The rest of this article is only available to active members of Questia

Already a member? Log in now.

Notes for this article

Add a new note
If you are trying to select text to create highlights or citations, remember that you must now click or tap on the first word, and then click or tap on the last word.
One moment ...
Default project is now your active project.
Project items
Notes
Cite this article

Cited article

Style
Citations are available only to our active members.
Buy instant access to cite pages or passages in MLA 8, MLA 7, APA and Chicago citation styles.

(Einhorn, 1992, p. 25)

(Einhorn 25)

(Einhorn 25)

1. Lois J. Einhorn, Abraham Lincoln, the Orator: Penetrating the Lincoln Legend (Westport, CT: Greenwood Press, 1992), 25, http://www.questia.com/read/27419298.

Note: primary sources have slightly different requirements for citation. Please see these guidelines for more information.

Cited article

Racism in Japanese in U.S. Wartime Propaganda
Settings

Settings

Typeface
Text size Smaller Larger Reset View mode
Search within

Search within this article

Look up

Look up a word

  • Dictionary
  • Thesaurus
Please submit a word or phrase above.
Print this page

Print this page

Why can't I print more than one page at a time?

Help
Full screen
Items saved from this article
  • Highlights & Notes
  • Citations
Some of your highlights are legacy items.

Highlights saved before July 30, 2012 will not be displayed on their respective source pages.

You can easily re-create the highlights by opening the book page or article, selecting the text, and clicking “Highlight.”

matching results for page

    Questia reader help

    How to highlight and cite specific passages

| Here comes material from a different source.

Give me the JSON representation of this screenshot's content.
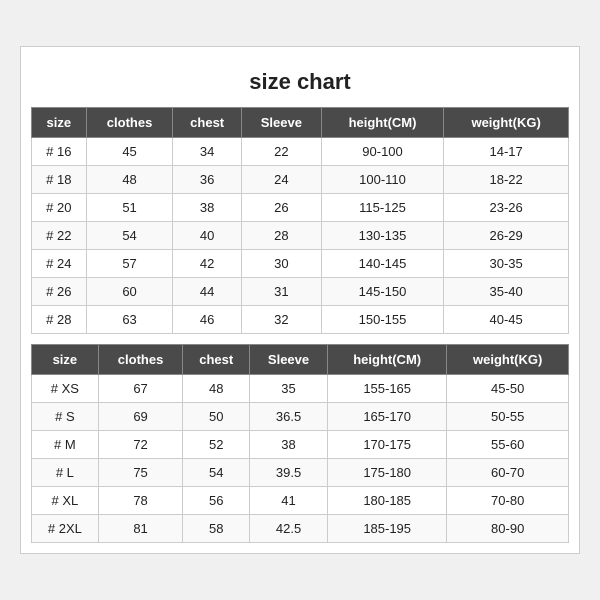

    1. Click or tap the first word you want to select.
    2. Click or tap the last word you want to select, and you’ll see everything in between get selected.
    3. You’ll then get a menu of options like creating a highlight or a citation from that passage of text.

    OK, got it!

    Cited passage

    Style
    Citations are available only to our active members.
    Buy instant access to cite pages or passages in MLA 8, MLA 7, APA and Chicago citation styles.

    "Portraying himself as an honest, ordinary person helped Lincoln identify with his audiences." (Einhorn, 1992, p. 25).

    "Portraying himself as an honest, ordinary person helped Lincoln identify with his audiences." (Einhorn 25)

    "Portraying himself as an honest, ordinary person helped Lincoln identify with his audiences." (Einhorn 25)

    "Portraying himself as an honest, ordinary person helped Lincoln identify with his audiences."1

    1. Lois J. Einhorn, Abraham Lincoln, the Orator: Penetrating the Lincoln Legend (Westport, CT: Greenwood Press, 1992), 25, http://www.questia.com/read/27419298.

    Cited passage

    Thanks for trying Questia!

    Please continue trying out our research tools, but please note, full functionality is available only to our active members.

    Your work will be lost once you leave this Web page.

    Buy instant access to save your work.

    Already a member? Log in now.

    Search by... Author
    Show... All Results Primary Sources Peer-reviewed

    Oops!

    An unknown error has occurred. Please click the button below to reload the page. If the problem persists, please try again in a little while.